The Meunites were an ancient people group who likely lived somewhere south of Judah. They are mentioned a handful of times in the Old Testament, and exact historical details about them remain out of reach. In piecing together the scarce details available, scholars are forced to make educated guesses. It is likely that the Meunites will remain mysterious unless more historical evidence is uncovered.
The Meunites are first mentioned in the Bible in 1 Chronicles 4:41, when some Meunites were destroyed by descendants of Simeon looking for pasture. They are mentioned again in 2 Chronicles 20:1, though this reference is contested due to a potential copying error in the Masoretic Text. Assuming that this is a reference to the Meunites, that group apparently joined the Moabites and Ammonites in an attack on Judah during the reign of King Jehoshaphat. Intriguingly, they appear to be associated with Mount Seir later in the story (2 Chronicles 20:10, 22, 23), which is one of the factors placing them south of Judah. Later, King Uzziah warred against the Meunites in 2 Chronicles 26:7, gaining the victory due to God’s help. Finally, Ezra 2:50 and Nehemiah 7:52 list descendants of Meunim among those returning from the Babylonian exile. It is possible their ancestors were the Meunites who warred against Judah and were involuntarily or voluntarily incorporated. These biblical references basically paint the picture of a southern people group that occasionally engaged in battle with Judah and had some descendants numbered among them after the exile.
Beyond what is surmised from these passages, scholars have put forward a few more propositions about this mysterious people, none of which can be demonstrated conclusively. Some believe that the Meunites are the same people as the Maonites, referenced in Judges 10:12. This is certainly possible. Others believe the Meunites were associated with the city of Ma’an, due to linguistic similarities with their name and potential geographic proximity. Historically, many scholars associated the Meunites with the Minaeans, because the Septuagint translated the Hebrew word for “Meunite” into the Greek word for “Minaean.” This connection is highly improbable due to chronological and geographical differences. The Minaeans became a significant nation centuries after the Meunites are mentioned in the Bible and in a completely different location, making any association unlikely.

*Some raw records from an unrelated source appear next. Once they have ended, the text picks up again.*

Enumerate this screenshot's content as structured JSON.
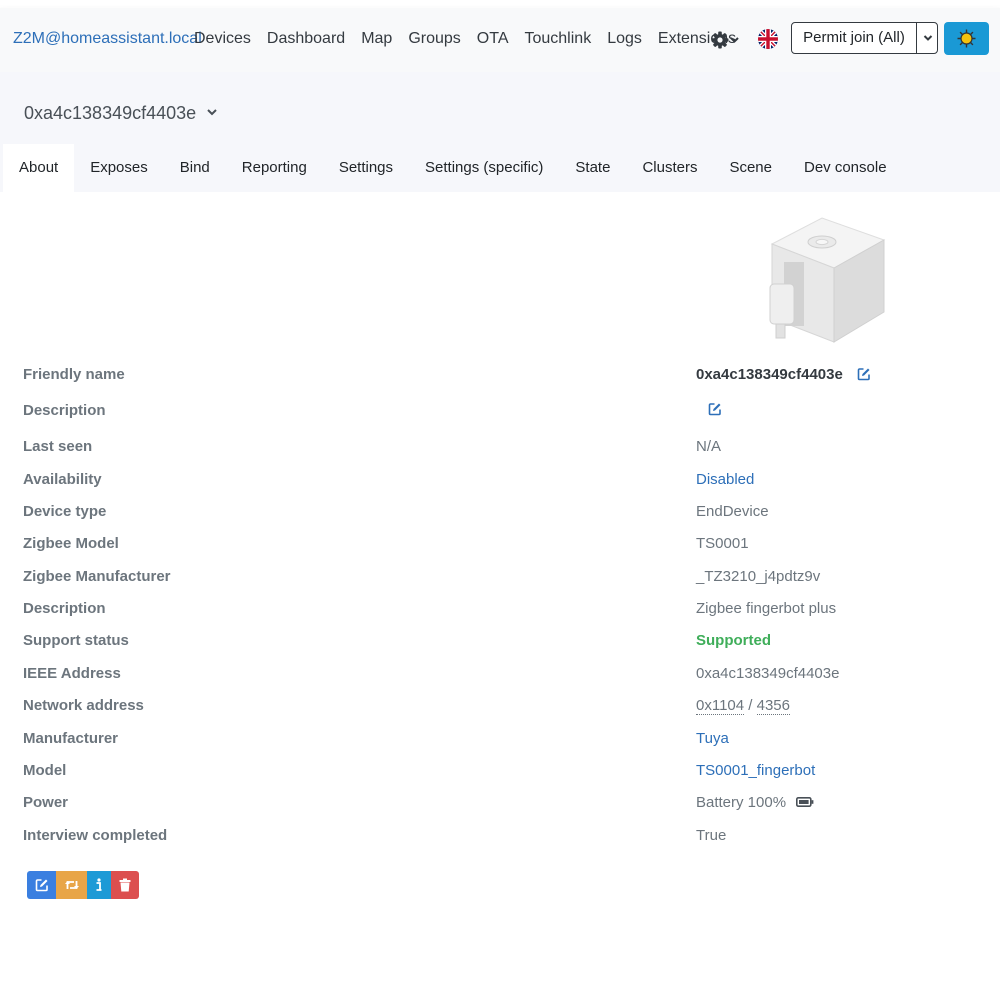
{
  "navbar": {
    "brand": "Z2M@homeassistant.local",
    "links": [
      "Devices",
      "Dashboard",
      "Map",
      "Groups",
      "OTA",
      "Touchlink",
      "Logs",
      "Extensions"
    ],
    "settings_icon": "gear-icon",
    "language_icon": "uk-flag-icon",
    "permit_join_label": "Permit join (All)",
    "theme_icon": "sun-icon"
  },
  "device_selector": {
    "value": "0xa4c138349cf4403e"
  },
  "tabs": [
    "About",
    "Exposes",
    "Bind",
    "Reporting",
    "Settings",
    "Settings (specific)",
    "State",
    "Clusters",
    "Scene",
    "Dev console"
  ],
  "details": {
    "friendly_name": {
      "label": "Friendly name",
      "value": "0xa4c138349cf4403e"
    },
    "description_edit": {
      "label": "Description"
    },
    "last_seen": {
      "label": "Last seen",
      "value": "N/A"
    },
    "availability": {
      "label": "Availability",
      "value": "Disabled"
    },
    "device_type": {
      "label": "Device type",
      "value": "EndDevice"
    },
    "zigbee_model": {
      "label": "Zigbee Model",
      "value": "TS0001"
    },
    "zigbee_manufacturer": {
      "label": "Zigbee Manufacturer",
      "value": "_TZ3210_j4pdtz9v"
    },
    "description": {
      "label": "Description",
      "value": "Zigbee fingerbot plus"
    },
    "support_status": {
      "label": "Support status",
      "value": "Supported"
    },
    "ieee_address": {
      "label": "IEEE Address",
      "value": "0xa4c138349cf4403e"
    },
    "network_address": {
      "label": "Network address",
      "hex": "0x1104",
      "separator": " / ",
      "dec": "4356"
    },
    "manufacturer": {
      "label": "Manufacturer",
      "value": "Tuya"
    },
    "model": {
      "label": "Model",
      "value": "TS0001_fingerbot"
    },
    "power": {
      "label": "Power",
      "value": "Battery 100%"
    },
    "interview_completed": {
      "label": "Interview completed",
      "value": "True"
    }
  },
  "colors": {
    "link": "#2d6fb8",
    "success": "#3fae5a",
    "primary": "#3a7fe0",
    "warning": "#e8a547",
    "info": "#1d9ad6",
    "danger": "#dc4f4f"
  }
}
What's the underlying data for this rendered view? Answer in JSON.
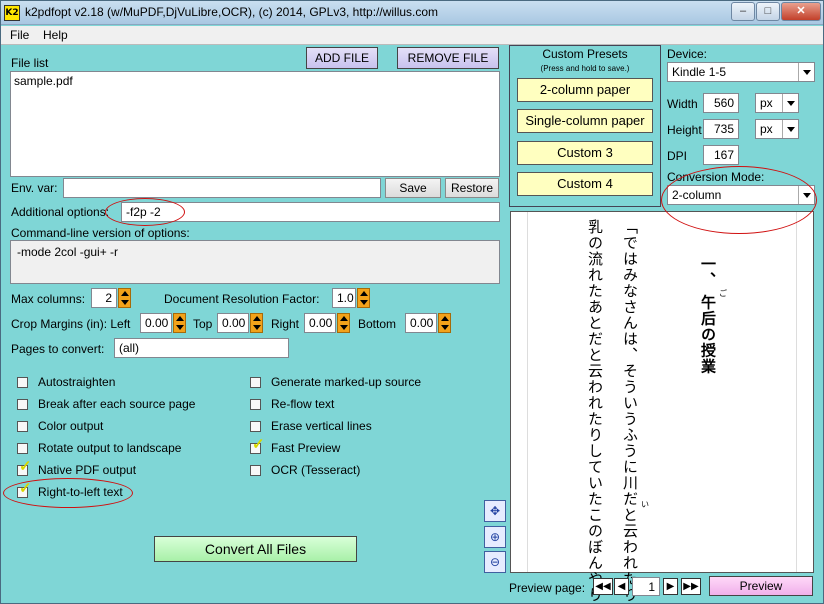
{
  "window": {
    "title": "k2pdfopt v2.18 (w/MuPDF,DjVuLibre,OCR), (c) 2014, GPLv3, http://willus.com",
    "icon_text": "K2"
  },
  "menu": {
    "file": "File",
    "help": "Help"
  },
  "filelist": {
    "label": "File list",
    "add": "ADD FILE",
    "remove": "REMOVE FILE",
    "items": [
      "sample.pdf"
    ]
  },
  "env": {
    "label": "Env. var:",
    "value": "",
    "save": "Save",
    "restore": "Restore"
  },
  "additional": {
    "label": "Additional options:",
    "value": "-f2p -2"
  },
  "cmdline": {
    "label": "Command-line version of options:",
    "value": "-mode 2col -gui+ -r"
  },
  "params": {
    "max_columns_label": "Max columns:",
    "max_columns": "2",
    "doc_res_label": "Document Resolution Factor:",
    "doc_res": "1.0",
    "crop_label": "Crop Margins (in): Left",
    "left": "0.00",
    "top_label": "Top",
    "top": "0.00",
    "right_label": "Right",
    "right": "0.00",
    "bottom_label": "Bottom",
    "bottom": "0.00",
    "pages_label": "Pages to convert:",
    "pages": "(all)"
  },
  "options_left": [
    {
      "label": "Autostraighten",
      "checked": false
    },
    {
      "label": "Break after each source page",
      "checked": false
    },
    {
      "label": "Color output",
      "checked": false
    },
    {
      "label": "Rotate output to landscape",
      "checked": false
    },
    {
      "label": "Native PDF output",
      "checked": true
    },
    {
      "label": "Right-to-left text",
      "checked": true
    }
  ],
  "options_right": [
    {
      "label": "Generate marked-up source",
      "checked": false
    },
    {
      "label": "Re-flow text",
      "checked": false
    },
    {
      "label": "Erase vertical lines",
      "checked": false
    },
    {
      "label": "Fast Preview",
      "checked": true
    },
    {
      "label": "OCR (Tesseract)",
      "checked": false
    }
  ],
  "convert": "Convert All Files",
  "presets": {
    "title": "Custom Presets",
    "subtitle": "(Press and hold to save.)",
    "p1": "2-column paper",
    "p2": "Single-column paper",
    "p3": "Custom 3",
    "p4": "Custom 4"
  },
  "device": {
    "label": "Device:",
    "value": "Kindle 1-5",
    "width_label": "Width",
    "width": "560",
    "width_unit": "px",
    "height_label": "Height",
    "height": "735",
    "height_unit": "px",
    "dpi_label": "DPI",
    "dpi": "167",
    "mode_label": "Conversion Mode:",
    "mode": "2-column"
  },
  "preview": {
    "col1": "一、 午后の授業",
    "col2": "「ではみなさんは、そういうふうに川だと云われたり、",
    "col3": "乳の流れたあとだと云われたりしていたこのぼんやり",
    "ruby1": "ご",
    "ruby2": "い",
    "page_label": "Preview page:",
    "page": "1",
    "button": "Preview"
  },
  "colors": {
    "bg": "#7fd6d6",
    "annotation": "#d01010",
    "check": "#d8d800"
  }
}
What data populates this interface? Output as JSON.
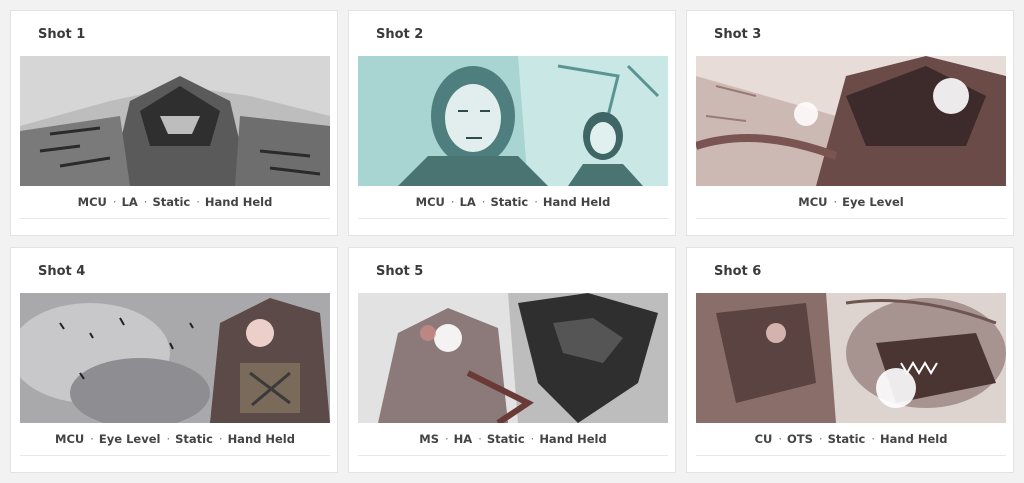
{
  "shots": [
    {
      "title": "Shot 1",
      "tags": [
        "MCU",
        "LA",
        "Static",
        "Hand Held"
      ],
      "palette": {
        "bg": "#bdbdbd",
        "mid": "#8a8a8a",
        "dark": "#3e3e3e",
        "accent": "#e8e8e8"
      }
    },
    {
      "title": "Shot 2",
      "tags": [
        "MCU",
        "LA",
        "Static",
        "Hand Held"
      ],
      "palette": {
        "bg": "#a8d4d2",
        "mid": "#6eb0ae",
        "dark": "#2f4c4c",
        "accent": "#e6f4f3"
      }
    },
    {
      "title": "Shot 3",
      "tags": [
        "MCU",
        "Eye Level"
      ],
      "palette": {
        "bg": "#d9c8c3",
        "mid": "#9a6f6a",
        "dark": "#3a2a2a",
        "accent": "#ffffff"
      }
    },
    {
      "title": "Shot 4",
      "tags": [
        "MCU",
        "Eye Level",
        "Static",
        "Hand Held"
      ],
      "palette": {
        "bg": "#a9a9ab",
        "mid": "#6d6d72",
        "dark": "#2e2e33",
        "accent": "#f1dcd8"
      }
    },
    {
      "title": "Shot 5",
      "tags": [
        "MS",
        "HA",
        "Static",
        "Hand Held"
      ],
      "palette": {
        "bg": "#e2e2e2",
        "mid": "#9c8c8c",
        "dark": "#2a2a2a",
        "accent": "#ffffff"
      }
    },
    {
      "title": "Shot 6",
      "tags": [
        "CU",
        "OTS",
        "Static",
        "Hand Held"
      ],
      "palette": {
        "bg": "#ddd3cf",
        "mid": "#a07f7a",
        "dark": "#3b2e2c",
        "accent": "#ffffff"
      }
    }
  ]
}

In conclusion, the Meunites were a people group about whom little is known today. They clashed with the Israelites at different points in biblical history, with an unknown number of them becoming part of Israel at some point. Because of the dearth of historical information, any conclusions reached about the details of the Meunites are highly tentative. Apparently, some of their descendants served in the temple after the exile, hopefully indicating that some of them came to know God and followed Him.